But the scheme has been criticised because it is expensive and has limited financial resources. CentreWrite has an underwriting limit of pounds 50m, which is tiny in relation to the market's current total losses of pounds 2bn, allowing only 500 underwriting members to close their books in any year. It is expected that between 2,000 and 4,000 Lloyd's members will want to leave the market this year.

Earlier this year a report prepared by the insurance broker David Rowland on the future of Lloyd's over the next several years suggested that CentreWrite should be 'refocused' so that it could offer quotations to any individual underwriting member rather than entire syndicates of members. The Rowland report also suggested that CentreWrite should co-operate jointly with the commercial insurance market to provide extra resources for financial help.

One suggestion under consideration among insurance specialists is that all members should pay a large premium to CentreWrite, which could buy its own insurance protection from international insurance groups. This could allow CentreWrite to lend money to the Lloyd's central fund of last resort, designed to protect policyholders, to ensure that all insurance claims are met. Lloyd's has recently boosted its central fund from pounds 500m to pounds 1bn. But there are fears that this might not be sufficient.

'If reinsurers came in behind CentreWrite it would have to be a very attractive solution for Lloyd's,' said Chris Hitchings of Hoare Govett Investment Research, a leading insurance analyst.

Ian Fagelson, a partner with the City solicitors Warner Cranston, which acts for several large European insurance groups, said: 'Lloyd's should be urgently exploring the possibility of working together with major insurance companies to ensure that its short- term liquidity issues are properly tackled.'

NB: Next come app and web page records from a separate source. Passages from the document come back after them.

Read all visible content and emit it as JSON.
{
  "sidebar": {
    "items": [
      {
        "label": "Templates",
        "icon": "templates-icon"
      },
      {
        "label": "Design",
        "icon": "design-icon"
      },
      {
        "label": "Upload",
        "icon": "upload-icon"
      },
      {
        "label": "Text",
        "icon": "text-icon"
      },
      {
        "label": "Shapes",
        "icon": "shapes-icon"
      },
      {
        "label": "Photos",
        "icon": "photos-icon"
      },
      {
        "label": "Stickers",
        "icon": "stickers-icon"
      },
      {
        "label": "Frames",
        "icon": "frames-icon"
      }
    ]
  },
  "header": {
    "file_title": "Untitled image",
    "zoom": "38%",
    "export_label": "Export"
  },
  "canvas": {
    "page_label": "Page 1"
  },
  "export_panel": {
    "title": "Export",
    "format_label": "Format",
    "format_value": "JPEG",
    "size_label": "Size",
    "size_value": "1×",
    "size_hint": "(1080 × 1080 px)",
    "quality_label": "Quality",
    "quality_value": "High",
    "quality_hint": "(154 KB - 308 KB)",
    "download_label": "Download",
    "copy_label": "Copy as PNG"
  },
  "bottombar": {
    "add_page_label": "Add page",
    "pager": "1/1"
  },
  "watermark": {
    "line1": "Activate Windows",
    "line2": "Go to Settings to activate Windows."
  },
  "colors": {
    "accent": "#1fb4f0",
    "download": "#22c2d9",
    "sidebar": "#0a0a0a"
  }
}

Such a solution might, if adopted, head off a possible rebellion at the extraordinary meeting, where members are to be asked to support a vote of confidence in the market's ruling council. A range of other resolutions have been framed by 110 members, which call for reforms and financial help for the hardest-hit individuals.